- The PHA that will issue you the voucher will rescreen you to determine your eligibility under HCV/PBV program requirements. If you are determined ineligible under voucher requirements, the PHA must still offer you another form of comparable housing. Examples of other types of comparable housing are another public housing unit, PHA-owned units that receive a state subsidy, and/or PHA-operated units that receive no federal or state/local subsidy but are rent-controlled.
- An eligible family that has been issued a housing choice voucher may use that voucher to lease a unit anywhere in the United States where there is a housing agency operating a HCV Program.
- Depending on your PHA’s policies, you could be denied admission to the HCV/PBV program if your family owes rent or other amounts to the public housing program. Regardless, the PHA must still offer you another form of comparable housing. As mentioned previously, examples of other types of comparable housing are another public housing unit, PHA-owned units that receive a state subsidy, and/or PHA-operated units that receive no federal or state/local subsidy but are rent-controlled.
- Public Housing Resident Opportunities and Self-Sufficiency (ROSS) program: Unless you transfer to another public housing unit that is served by ROSS or your building is part of a RAD conversion, you lose access to ROSS after repositioning because federal law restricts ROSS to public housing or units repositioned through RAD. However, all Section 8 voucher participants are eligible for the Family Self-Sufficiency (FSS) program, regardless of any repositioning, if the PHA currently operates a FSS program. Additional information on both programs can be found here: https://www.hud.gov/sites/dfiles/PIH/documents/CSS%20Matrix.pdf and https://www.hud.gov/sites/documents/FSSFACTSHEET_FEB2016.PDF.
- FSS: After Repositioning and the resident receives project-based or tenant-based assistance, they may continue to receive FSS. PHAs run a global FSS program for both public housing and housing choice voucher. PBV is under the HCV program, so PBV residents have always been eligible for FSS.

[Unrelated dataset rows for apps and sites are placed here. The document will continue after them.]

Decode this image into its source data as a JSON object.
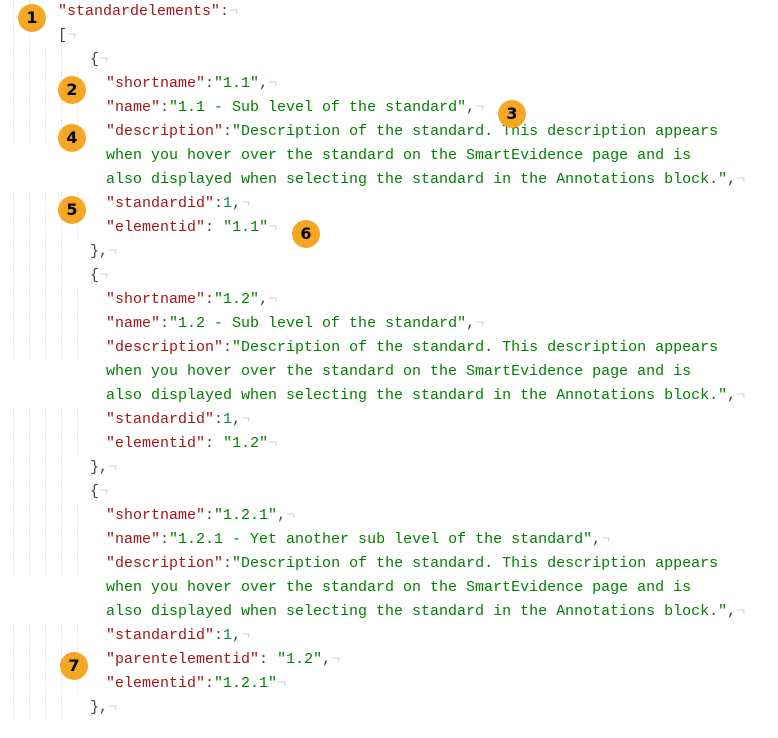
{
  "callouts": [
    "1",
    "2",
    "3",
    "4",
    "5",
    "6",
    "7"
  ],
  "symbols": {
    "pilcrow": "¬",
    "open_bracket": "[",
    "open_brace": "{",
    "close_brace_comma": "},",
    "colon": ":",
    "comma": ",",
    "space": " "
  },
  "toplevel_key": "\"standardelements\"",
  "keys": {
    "shortname": "\"shortname\"",
    "name": "\"name\"",
    "description": "\"description\"",
    "standardid": "\"standardid\"",
    "elementid": "\"elementid\"",
    "parentelementid": "\"parentelementid\""
  },
  "entries": [
    {
      "shortname": "\"1.1\"",
      "name": "\"1.1 - Sub level of the standard\"",
      "description_wrap": [
        "\"Description of the standard. This description appears",
        "when you hover over the standard on the SmartEvidence page and is",
        "also displayed when selecting the standard in the Annotations block.\""
      ],
      "standardid": "1",
      "elementid": "\"1.1\""
    },
    {
      "shortname": "\"1.2\"",
      "name": "\"1.2 - Sub level of the standard\"",
      "description_wrap": [
        "\"Description of the standard. This description appears",
        "when you hover over the standard on the SmartEvidence page and is",
        "also displayed when selecting the standard in the Annotations block.\""
      ],
      "standardid": "1",
      "elementid": "\"1.2\""
    },
    {
      "shortname": "\"1.2.1\"",
      "name": "\"1.2.1 - Yet another sub level of the standard\"",
      "description_wrap": [
        "\"Description of the standard. This description appears",
        "when you hover over the standard on the SmartEvidence page and is",
        "also displayed when selecting the standard in the Annotations block.\""
      ],
      "standardid": "1",
      "parentelementid": "\"1.2\"",
      "elementid": "\"1.2.1\""
    }
  ]
}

- The PHA must consult with residents prior to repositioning application and prior to a signed Board Resolution.
- The PHA must offer you comparable housing.
- Resident provisions differ between RAD and Section 18 or SVC repositioning options:
Resident Provisions under RAD
Resident Provisions under Section 18 / SVC
- Additional SAC FAQs
- Asset Repositioning: An Introduction (13 minutes) (YouTube)
- Check out the HUD Exchange Training Video Regarding Public Housing Repositioning, this training video gives a good overview for residents throughout the repositioning process:
- HCV Fact Sheet
- HUD Legal Services: General Counsel
- Public Housing Relocation/Replacement
- Relocation requirements for public housing repositioning, see 24 CFR 970.21
- Repositioning for Residents Document (Sept 2020)
- Resident consultation, see requirements under Section 18 of the Housing Act of 1937 and 24 CFR 970
- Residents Rights & Responsibilities under Section 8
- ROSS and FSS after repositioning information
- Section 18/Demolition/Disposition
- Special Applications Center
- Tenant-Protection Vouchers FAQs for PHAs
- Types of Public Housing Repositioning